## manamesasher 3 years ago Solve the following system of equations graphically, find the graph 2x -y = -1 x + y = -2

1. manamesasher

2. manamesasher

3. manamesasher

2?

4. Calcmathlete

Easiest way to do this is to plug in the point of intersection and if both equations are true, then it's the correct answer. For instance, let's check 2. \[2x - y = -1\]\[2(1) - (-1) = -1\]\[2 + 1 = -1\]\[3 ≠ -1\]THerefore, it isn't 2.

5. manamesasher

i was talking about the graph...

6. Calcmathlete

Also, if the point of intersection is the same in two choices, then you have to make sure the lines make sense.

7. Calcmathlete

And yes, 2 is incorrect since the solution set is also the point of intersection when graphed...

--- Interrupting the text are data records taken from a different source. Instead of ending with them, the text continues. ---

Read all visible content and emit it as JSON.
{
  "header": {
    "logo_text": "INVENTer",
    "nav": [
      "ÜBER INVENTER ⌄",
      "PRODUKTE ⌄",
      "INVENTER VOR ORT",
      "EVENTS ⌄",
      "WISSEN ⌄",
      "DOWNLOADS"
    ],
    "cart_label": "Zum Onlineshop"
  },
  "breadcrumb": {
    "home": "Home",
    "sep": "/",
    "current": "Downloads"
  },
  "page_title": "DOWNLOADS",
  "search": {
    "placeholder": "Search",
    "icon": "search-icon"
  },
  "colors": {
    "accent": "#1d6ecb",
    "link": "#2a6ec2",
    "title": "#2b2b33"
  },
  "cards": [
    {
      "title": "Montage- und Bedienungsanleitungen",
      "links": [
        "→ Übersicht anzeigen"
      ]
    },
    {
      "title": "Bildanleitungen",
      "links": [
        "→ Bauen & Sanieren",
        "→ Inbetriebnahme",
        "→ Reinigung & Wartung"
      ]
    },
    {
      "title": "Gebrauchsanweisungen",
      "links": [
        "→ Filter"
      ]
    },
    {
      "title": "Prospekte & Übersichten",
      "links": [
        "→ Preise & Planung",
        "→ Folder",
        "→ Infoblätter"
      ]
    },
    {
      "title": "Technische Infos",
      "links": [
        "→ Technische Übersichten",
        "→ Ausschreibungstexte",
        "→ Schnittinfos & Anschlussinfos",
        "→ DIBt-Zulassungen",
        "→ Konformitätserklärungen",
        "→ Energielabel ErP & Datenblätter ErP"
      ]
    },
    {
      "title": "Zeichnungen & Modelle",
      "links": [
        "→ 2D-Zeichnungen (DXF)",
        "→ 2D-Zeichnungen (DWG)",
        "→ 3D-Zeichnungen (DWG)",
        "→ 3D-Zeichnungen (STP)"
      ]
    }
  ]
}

8. manamesasher

9. Calcmathlete

Are you just guessing at this point?

10. manamesasher

no i'm asking if you can help me solve it...

11. Calcmathlete

Alright. I explained the process above... Let's take a look at choice 3... 2x - y = -1 Plus in the point of intersection, (-1, 1) 2(-1) - (1) = -1 -2 - 1 = -1 -3 ≠ -1 Do you see how the final equations ends up false since -3 does NOT equal -1?

12. manamesasher

ok. and choice 1, (-1, -1) 2(-1)-(-1)=-1

13. manamesasher

-1+-1=2

14. manamesasher

so it is choice 1..

15. manamesasher

thank you...

16. amistre64

my idea would be to use a knowledge of the equations to match the graph in this manner x + y = -2 notice this is pretty easy to turn to y = mx+b format y = -x-2 we need to find an option that has a line going thru y=-2 and a downill slope of -1

17. Calcmathlete

Um... \[2(-1) - (-1) = -1\]\[-2 + 1 = -1\]\[-1 = -1\]You should always check both equations by the way for the future, but it is indeed choice 1 :)

18. manamesasher

oh, ok sorry.. thanks again...

19. amistre64

1 and 3 fit the thru -2 part; and 3 is too steep for comfort

20. robtobey

A plot is attached.